After dozens of phone calls made by Louise and us, we discovered the box was sitting in a shipping container in Pretoria with thousands of other undelivered packages. Everything was at a standstill even after the strike ended in June.

Four Girls and Dad & Son stopped by at the same time. Overall, they got along fine, although the girls rendered a few kicks their way, and Dad gently prodded with his horns.

After writing a highly assertive letter to several postal service officials about a week ago and ultimately connecting with a top official who responded to my assertive letter, a kindly official went into action demanding staff find the box in its specific container and get it to us.
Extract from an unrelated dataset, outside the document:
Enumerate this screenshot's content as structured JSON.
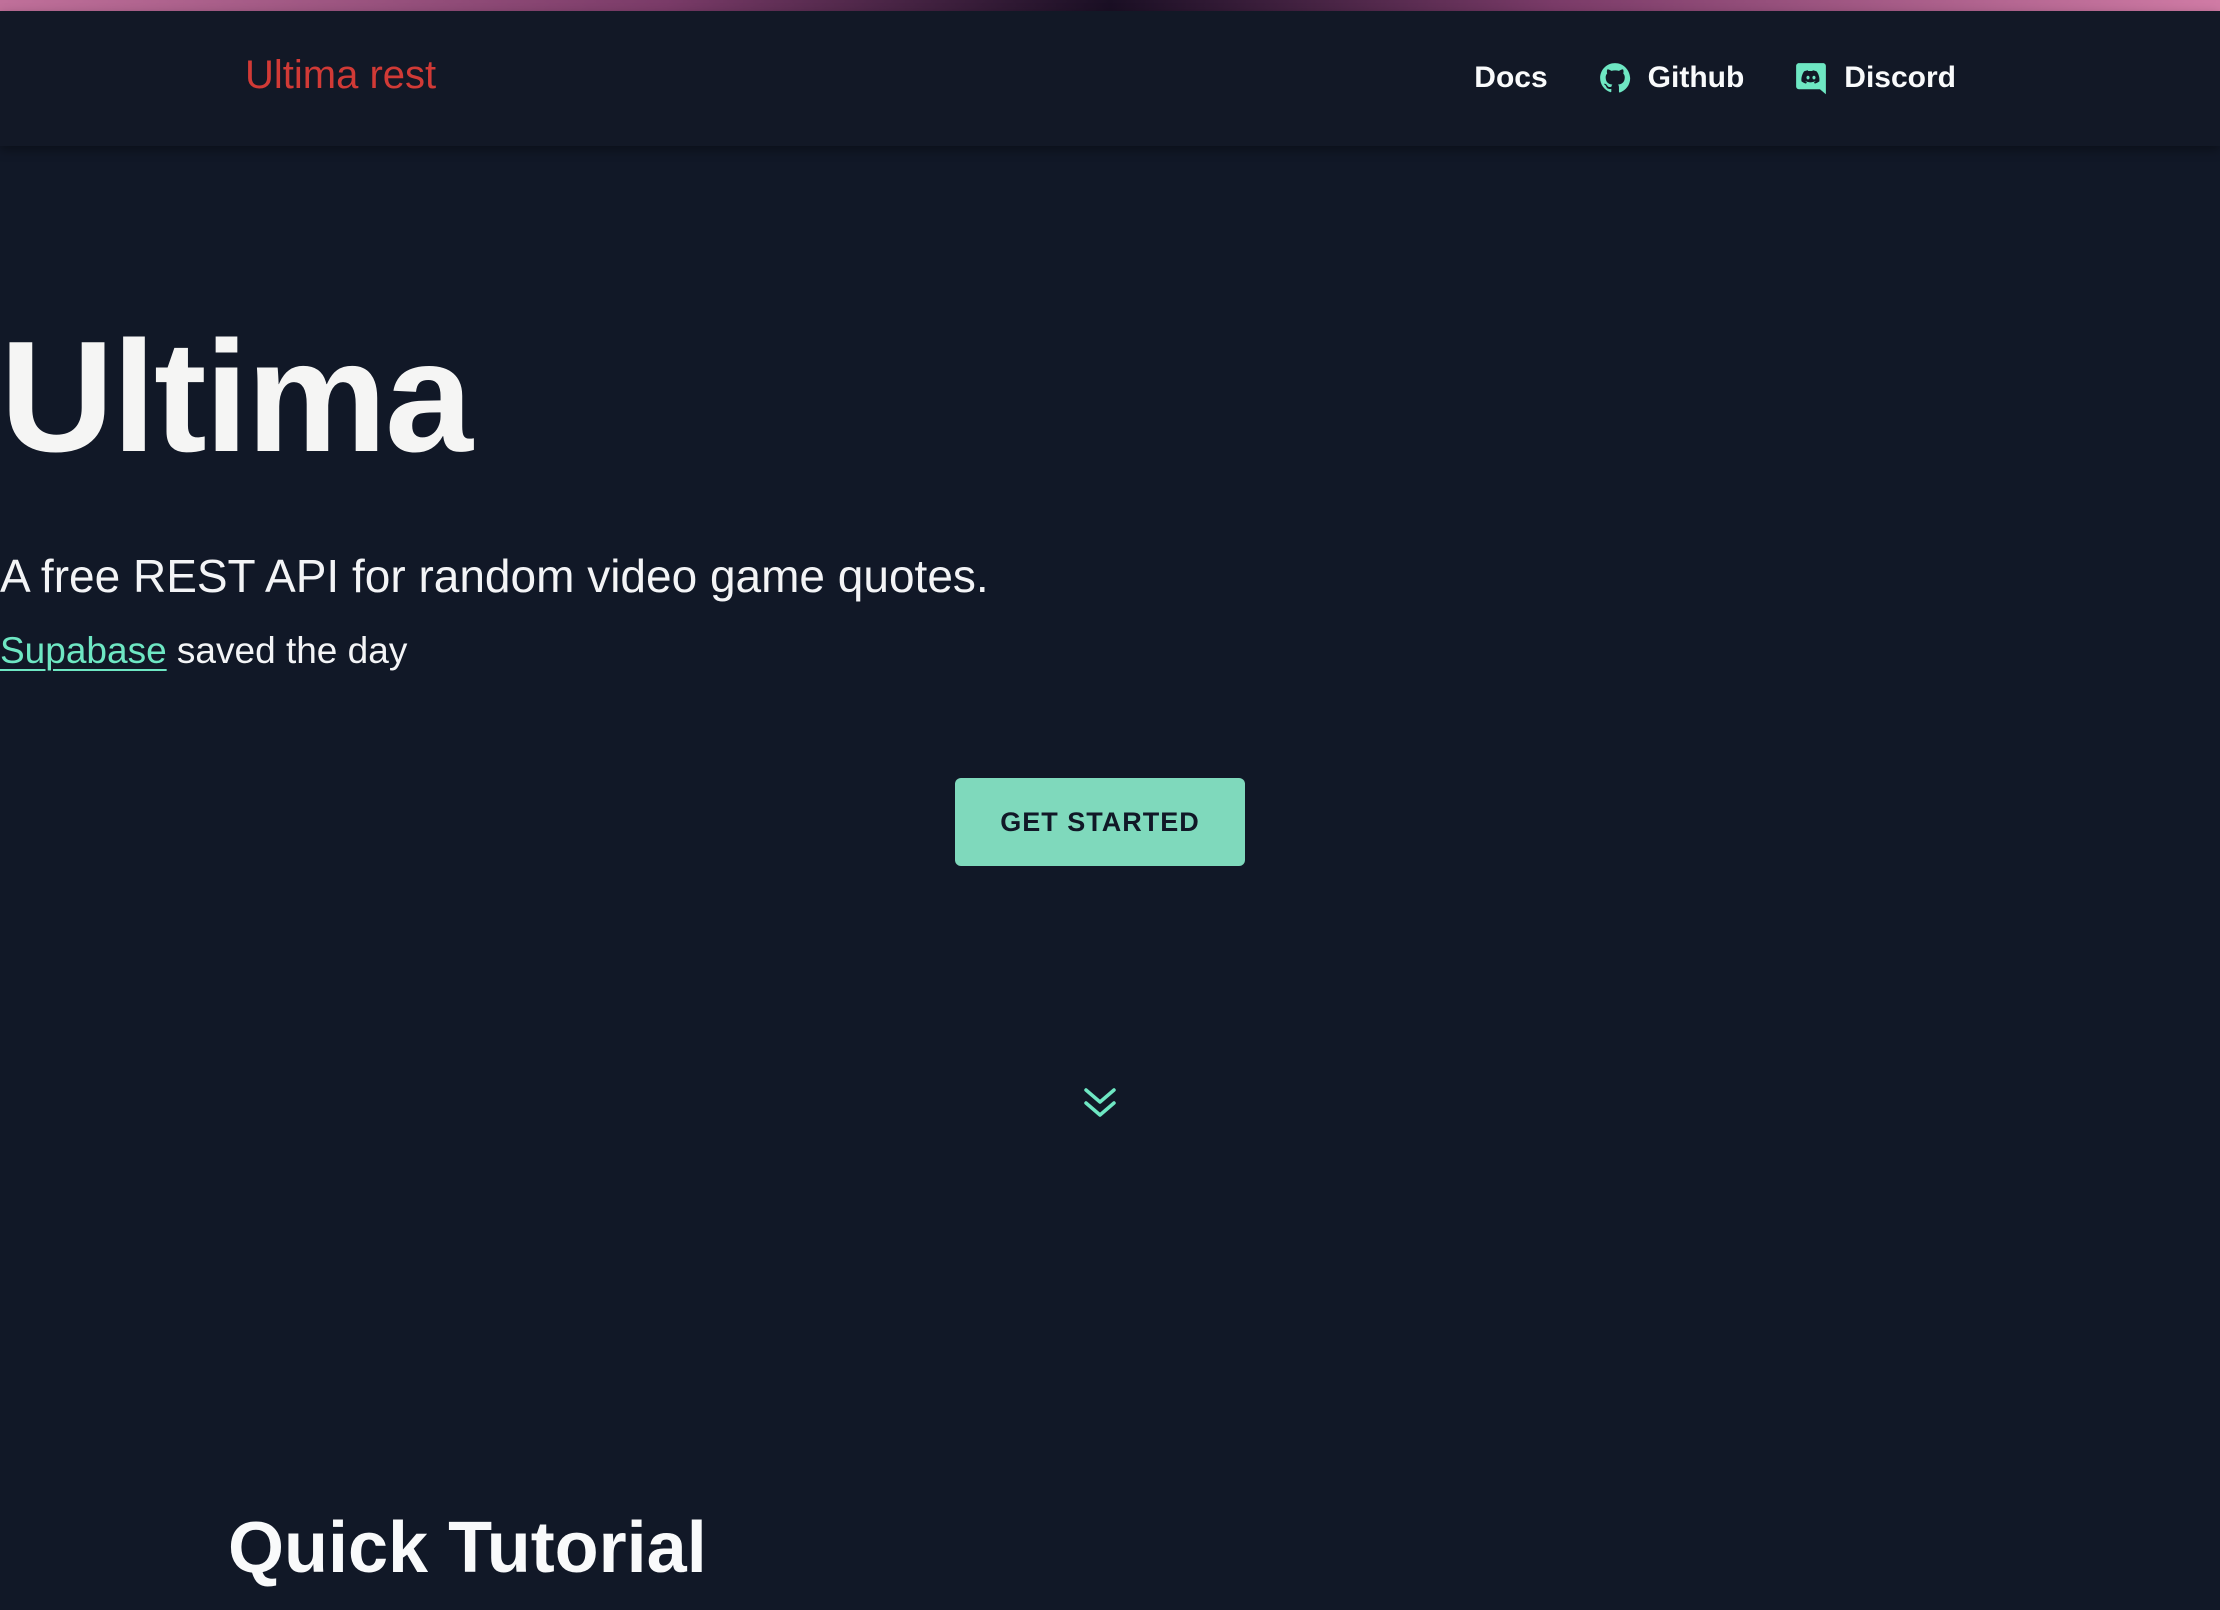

Zebras have such interesting markings as this black and white circle on her back.

We met our kindly contact person at Marloth Park’s Gate 2, who handed over the package this morning. We paid the customs fees of ZAR 385 (US $26) along with a hefty “token of appreciation,” which may have been instrumental in expediting the situation. 

Regardless of the circumstances and the costs, we’re relieved to have the package. Everything inside the box was intact as we’d expected. We met the helpful driver/postal service employee at the gate and brought the package back to the house.  

As soon as the pellets and veg start thinning out, they start staring at us, asking for more.

There was even a long-expired credit card (April 2018) in the box and our new health insurance cards from Healthcare International. I’d forgotten I had ordered a ton of my favorite tee-shirts I so desperately needed when all that I currently own have holes in them.  

Even Little Miss Bushbuck has learned to use those soulful dark eyes to let us know she wants more.

There were so many items in the box we needed, and we’re thrilled to have it all unpacked and put away. We won’t be purchasing any more supplies until we arrive in the US in five months, where we’ll replenish anything we may need.

As for today’s photos, we realized we planned not to spend much time on warthogs, my favorite animals in the wild. However, these hilarious characters are worthy of posting photos and sharing stories from time to time.  Bear with us as we laugh out loud over recent antics in the garden.  

Although not all are shown in this photo, we had six bushbucks in the garden simultaneously, a record for us.

Tonight we’re off to Jabula for socialization and great food. Tomorrow, we’ll be back with plenty more.

Enjoy the day, the evening, and a good night’s rest.

Photo from one year ago today, October 6, 2017:

View from the veranda during the tropical depression in Costa Rica. The clouds were so low they were ground level in the valley.  For more photos, please click here.